In the entries below, find the string "settings" and return each line holding it.
_ _ _ _ _
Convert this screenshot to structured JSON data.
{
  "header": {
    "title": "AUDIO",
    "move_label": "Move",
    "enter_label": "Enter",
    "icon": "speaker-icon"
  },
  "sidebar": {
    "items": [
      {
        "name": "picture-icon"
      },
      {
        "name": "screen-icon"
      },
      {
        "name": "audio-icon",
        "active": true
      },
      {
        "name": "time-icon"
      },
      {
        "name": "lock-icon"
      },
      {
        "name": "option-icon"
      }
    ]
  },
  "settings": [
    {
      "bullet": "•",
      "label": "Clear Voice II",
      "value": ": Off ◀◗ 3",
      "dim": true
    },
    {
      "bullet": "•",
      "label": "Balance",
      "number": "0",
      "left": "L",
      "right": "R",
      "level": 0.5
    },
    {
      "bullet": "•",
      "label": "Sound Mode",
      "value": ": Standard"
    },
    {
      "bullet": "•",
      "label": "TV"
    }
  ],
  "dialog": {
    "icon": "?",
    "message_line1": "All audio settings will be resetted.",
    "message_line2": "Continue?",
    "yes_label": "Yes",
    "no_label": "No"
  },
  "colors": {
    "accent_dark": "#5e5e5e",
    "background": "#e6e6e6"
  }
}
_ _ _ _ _
**REPLY TO THE TASK**
  "settings": [
    "message_line1": "All audio settings will be resetted.",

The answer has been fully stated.